Problem details:
Look through the data that follows and copy each line with the string "this".

Collection entries:
◆ ◆ ◆ ◆ ◆ ◆ ◆
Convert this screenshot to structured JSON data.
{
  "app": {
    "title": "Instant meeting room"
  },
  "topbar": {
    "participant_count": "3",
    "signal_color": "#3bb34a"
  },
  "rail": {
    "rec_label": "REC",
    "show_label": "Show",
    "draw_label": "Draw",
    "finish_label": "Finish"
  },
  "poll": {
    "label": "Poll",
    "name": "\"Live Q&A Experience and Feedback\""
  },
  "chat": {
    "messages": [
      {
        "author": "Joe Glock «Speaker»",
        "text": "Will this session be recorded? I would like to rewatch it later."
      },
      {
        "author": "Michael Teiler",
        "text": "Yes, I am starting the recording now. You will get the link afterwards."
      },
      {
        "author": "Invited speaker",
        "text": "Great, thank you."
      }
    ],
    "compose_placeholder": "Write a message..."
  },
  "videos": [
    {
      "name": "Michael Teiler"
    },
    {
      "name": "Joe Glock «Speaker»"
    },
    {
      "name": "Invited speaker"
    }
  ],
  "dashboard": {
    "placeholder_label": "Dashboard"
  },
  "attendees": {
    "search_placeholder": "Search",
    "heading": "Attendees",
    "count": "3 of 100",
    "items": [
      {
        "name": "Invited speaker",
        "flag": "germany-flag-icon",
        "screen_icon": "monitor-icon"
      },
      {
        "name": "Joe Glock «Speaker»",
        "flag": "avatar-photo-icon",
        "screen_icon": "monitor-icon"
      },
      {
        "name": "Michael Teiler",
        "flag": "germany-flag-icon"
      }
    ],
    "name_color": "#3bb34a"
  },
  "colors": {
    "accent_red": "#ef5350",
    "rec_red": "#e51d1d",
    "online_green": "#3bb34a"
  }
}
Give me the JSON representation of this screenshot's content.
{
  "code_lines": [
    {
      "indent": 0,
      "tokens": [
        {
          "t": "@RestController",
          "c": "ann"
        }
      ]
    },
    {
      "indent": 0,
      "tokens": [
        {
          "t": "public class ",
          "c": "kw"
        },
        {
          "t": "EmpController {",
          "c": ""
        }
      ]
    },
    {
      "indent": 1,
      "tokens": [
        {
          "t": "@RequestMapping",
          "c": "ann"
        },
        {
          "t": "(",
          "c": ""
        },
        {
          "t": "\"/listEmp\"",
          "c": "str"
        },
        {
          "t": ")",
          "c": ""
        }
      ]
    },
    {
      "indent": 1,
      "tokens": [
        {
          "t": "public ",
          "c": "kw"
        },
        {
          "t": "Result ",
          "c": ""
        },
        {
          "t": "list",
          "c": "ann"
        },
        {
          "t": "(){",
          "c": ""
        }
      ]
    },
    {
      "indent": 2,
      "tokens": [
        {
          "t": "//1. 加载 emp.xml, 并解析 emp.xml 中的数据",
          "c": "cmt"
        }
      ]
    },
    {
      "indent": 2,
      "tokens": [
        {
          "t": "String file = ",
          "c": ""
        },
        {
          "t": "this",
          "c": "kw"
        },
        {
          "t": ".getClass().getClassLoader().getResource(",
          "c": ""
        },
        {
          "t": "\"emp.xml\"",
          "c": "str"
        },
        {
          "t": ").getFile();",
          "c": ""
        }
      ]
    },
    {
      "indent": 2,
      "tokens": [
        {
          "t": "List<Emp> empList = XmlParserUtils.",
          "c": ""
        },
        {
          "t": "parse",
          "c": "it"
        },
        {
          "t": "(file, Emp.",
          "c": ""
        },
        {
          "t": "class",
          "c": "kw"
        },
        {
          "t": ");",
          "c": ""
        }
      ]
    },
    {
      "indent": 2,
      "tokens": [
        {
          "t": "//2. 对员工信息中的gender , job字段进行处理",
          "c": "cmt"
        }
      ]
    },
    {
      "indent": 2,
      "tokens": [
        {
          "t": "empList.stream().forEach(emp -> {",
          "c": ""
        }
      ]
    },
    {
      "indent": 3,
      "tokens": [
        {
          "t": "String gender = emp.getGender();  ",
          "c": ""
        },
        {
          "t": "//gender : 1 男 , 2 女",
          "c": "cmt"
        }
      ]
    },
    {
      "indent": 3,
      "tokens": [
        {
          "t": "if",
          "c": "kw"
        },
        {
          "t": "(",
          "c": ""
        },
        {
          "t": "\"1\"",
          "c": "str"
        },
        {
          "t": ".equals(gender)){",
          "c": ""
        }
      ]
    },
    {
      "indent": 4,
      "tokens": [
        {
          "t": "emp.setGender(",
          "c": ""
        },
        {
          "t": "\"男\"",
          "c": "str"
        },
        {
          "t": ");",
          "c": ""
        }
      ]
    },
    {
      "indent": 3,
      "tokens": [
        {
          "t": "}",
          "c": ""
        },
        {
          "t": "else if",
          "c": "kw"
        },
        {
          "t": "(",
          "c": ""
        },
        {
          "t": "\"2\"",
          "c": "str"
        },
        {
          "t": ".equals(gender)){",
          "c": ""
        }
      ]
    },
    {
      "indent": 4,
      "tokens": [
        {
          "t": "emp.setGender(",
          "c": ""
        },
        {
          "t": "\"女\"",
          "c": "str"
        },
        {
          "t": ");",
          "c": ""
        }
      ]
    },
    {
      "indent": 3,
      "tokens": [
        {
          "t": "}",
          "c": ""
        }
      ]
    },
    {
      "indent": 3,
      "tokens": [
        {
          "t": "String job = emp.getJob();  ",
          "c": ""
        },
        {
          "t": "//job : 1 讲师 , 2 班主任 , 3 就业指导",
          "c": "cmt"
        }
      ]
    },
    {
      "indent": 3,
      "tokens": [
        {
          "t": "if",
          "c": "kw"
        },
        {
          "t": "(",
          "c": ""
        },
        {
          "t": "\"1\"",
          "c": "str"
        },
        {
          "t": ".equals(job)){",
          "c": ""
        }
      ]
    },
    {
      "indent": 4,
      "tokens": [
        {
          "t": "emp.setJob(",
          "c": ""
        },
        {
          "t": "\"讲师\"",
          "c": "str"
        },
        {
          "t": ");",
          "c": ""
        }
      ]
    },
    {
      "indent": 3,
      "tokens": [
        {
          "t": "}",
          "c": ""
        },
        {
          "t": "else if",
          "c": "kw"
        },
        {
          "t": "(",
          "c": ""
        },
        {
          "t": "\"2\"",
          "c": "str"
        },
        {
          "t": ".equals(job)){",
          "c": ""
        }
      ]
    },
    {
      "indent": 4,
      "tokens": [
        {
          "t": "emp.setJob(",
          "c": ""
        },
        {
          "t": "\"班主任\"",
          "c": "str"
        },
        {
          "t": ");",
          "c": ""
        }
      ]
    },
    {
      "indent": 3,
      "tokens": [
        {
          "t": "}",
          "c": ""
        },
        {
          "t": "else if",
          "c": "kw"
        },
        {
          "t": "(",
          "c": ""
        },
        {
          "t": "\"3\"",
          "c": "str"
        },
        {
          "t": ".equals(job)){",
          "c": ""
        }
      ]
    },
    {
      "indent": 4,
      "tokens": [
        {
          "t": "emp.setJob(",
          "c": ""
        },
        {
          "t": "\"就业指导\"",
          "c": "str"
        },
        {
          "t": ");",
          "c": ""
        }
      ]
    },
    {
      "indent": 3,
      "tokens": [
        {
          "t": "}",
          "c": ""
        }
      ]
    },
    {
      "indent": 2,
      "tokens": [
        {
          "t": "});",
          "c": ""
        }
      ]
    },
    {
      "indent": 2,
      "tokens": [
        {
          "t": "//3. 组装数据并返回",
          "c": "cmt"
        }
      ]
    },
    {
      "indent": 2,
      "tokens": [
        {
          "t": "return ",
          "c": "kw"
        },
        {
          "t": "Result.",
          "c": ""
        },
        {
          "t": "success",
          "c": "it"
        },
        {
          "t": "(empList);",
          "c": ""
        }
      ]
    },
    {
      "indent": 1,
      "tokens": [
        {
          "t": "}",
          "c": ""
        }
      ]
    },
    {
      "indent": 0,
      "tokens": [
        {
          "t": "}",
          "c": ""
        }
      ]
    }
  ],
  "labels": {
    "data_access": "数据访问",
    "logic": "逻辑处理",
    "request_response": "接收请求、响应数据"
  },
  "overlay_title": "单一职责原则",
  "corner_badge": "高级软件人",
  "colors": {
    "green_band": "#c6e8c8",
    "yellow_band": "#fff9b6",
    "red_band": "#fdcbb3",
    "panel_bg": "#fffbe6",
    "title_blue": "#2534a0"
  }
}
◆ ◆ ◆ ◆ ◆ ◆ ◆
Response below:
Convert this screenshot to structured JSON data.
        "text": "Will this session be recorded? I would like to rewatch it later."
Give me the JSON representation of this screenshot's content.
          "t": "this",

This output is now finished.